It’s over! The 92nd Academy Awards show marked the end of the month-long multiple celebrations recognizing talented creators who entertain the world. The Oscars are considered the climatic crescendo of glorification for those in front of and behind the camera. By the time it’s Oscar’s turn to put on a show, both the viewers and the members of the Academy of Motion Pictures are burned-out by the string of repetitive awards. The actual show is always the same—overblown production numbers and ponderous, endless "thank you’s." The pre-show parade down the red carpet from limo to auditorium has become a sort of ritual fashion show and that is what most interests me (and millions of fans.) I have come to regard the awards season as a good indicator as to coming trends. For example, overt embellishment is disappearing and sublime simplicity looks refreshing. Allover sparkle is replacing decoratively placed motifs. Color-wise, black prevails, but white is coming on strong. Red has been important all season, but shades of rosy pinks popped up at the Oscars. A few evening capes cast a retro vibe. The biggest news is all about volume—enormous full skirts and trailing trains are statuesque statements. 

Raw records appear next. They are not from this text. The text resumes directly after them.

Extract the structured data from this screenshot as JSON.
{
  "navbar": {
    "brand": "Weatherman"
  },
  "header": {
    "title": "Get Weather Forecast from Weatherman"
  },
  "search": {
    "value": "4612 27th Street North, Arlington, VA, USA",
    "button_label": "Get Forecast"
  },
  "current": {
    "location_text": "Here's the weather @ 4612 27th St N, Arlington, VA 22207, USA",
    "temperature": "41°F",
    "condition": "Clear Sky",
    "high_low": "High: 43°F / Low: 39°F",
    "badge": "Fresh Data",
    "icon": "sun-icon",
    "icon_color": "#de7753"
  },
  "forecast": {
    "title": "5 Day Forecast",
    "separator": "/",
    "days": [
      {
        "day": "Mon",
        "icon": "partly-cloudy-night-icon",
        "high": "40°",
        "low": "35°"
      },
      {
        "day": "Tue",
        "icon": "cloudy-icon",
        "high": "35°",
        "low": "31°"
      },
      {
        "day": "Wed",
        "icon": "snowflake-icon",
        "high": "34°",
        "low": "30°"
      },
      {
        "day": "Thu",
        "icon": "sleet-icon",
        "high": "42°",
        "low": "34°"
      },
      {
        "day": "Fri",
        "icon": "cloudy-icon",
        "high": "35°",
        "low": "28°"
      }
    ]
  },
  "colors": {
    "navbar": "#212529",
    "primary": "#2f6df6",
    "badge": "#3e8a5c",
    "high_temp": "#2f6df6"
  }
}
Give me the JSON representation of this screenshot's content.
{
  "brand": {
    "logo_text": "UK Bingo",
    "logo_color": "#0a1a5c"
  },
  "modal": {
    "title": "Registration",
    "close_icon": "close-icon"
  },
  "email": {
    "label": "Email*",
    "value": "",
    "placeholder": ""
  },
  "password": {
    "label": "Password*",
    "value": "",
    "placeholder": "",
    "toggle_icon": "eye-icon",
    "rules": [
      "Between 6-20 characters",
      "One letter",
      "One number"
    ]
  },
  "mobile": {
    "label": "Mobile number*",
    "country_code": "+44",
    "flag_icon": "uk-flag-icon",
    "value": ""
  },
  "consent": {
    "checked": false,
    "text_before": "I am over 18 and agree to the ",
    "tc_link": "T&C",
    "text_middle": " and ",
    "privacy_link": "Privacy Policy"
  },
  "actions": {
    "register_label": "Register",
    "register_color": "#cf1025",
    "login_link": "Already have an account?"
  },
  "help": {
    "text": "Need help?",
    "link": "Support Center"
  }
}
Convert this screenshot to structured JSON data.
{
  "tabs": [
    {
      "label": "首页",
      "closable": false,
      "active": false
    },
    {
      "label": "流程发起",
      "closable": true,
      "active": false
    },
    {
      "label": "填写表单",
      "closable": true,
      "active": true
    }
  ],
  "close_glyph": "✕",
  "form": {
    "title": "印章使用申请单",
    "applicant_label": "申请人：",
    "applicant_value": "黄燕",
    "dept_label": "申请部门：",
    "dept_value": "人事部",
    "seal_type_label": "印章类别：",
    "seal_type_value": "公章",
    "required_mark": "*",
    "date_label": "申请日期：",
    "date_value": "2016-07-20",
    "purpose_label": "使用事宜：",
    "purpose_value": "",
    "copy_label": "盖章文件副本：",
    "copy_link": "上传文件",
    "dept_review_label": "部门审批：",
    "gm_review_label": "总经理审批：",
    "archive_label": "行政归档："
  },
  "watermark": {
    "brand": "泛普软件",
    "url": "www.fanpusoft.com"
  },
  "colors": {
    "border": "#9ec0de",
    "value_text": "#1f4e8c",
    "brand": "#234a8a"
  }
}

 The best is simply sublime: Julia Louis-Dreyfus, Renee Zellweger, Charlize Theron.

 The worst is just plain silly: Billie Eilish, Billie Porter, Kristen Wiig.

Razzle dazzle never fails: Scarlett Johansson, Rita Wilson, Janelle MonĂ¡e.
 Isn’t it romantic? Greta Gerwig, Sandra Oh, Laura Dern.

 Black adds drama: Margot Robbie, Carly Steel, Penelope Cruz.

 Roses are red and pink: Idina Manzel, Gal Gadot, Kaitlyn Dever.

 White is the newer black: Camila Morrone, Cynthia Erivo, Salma Hayek.

 Perhaps the return of evening capes: Brie Larson, Natalie Portman, Yousra.

 Creating statuesque silhouettes: Saoirse Ronan, Caitriona Balfe, Regina King.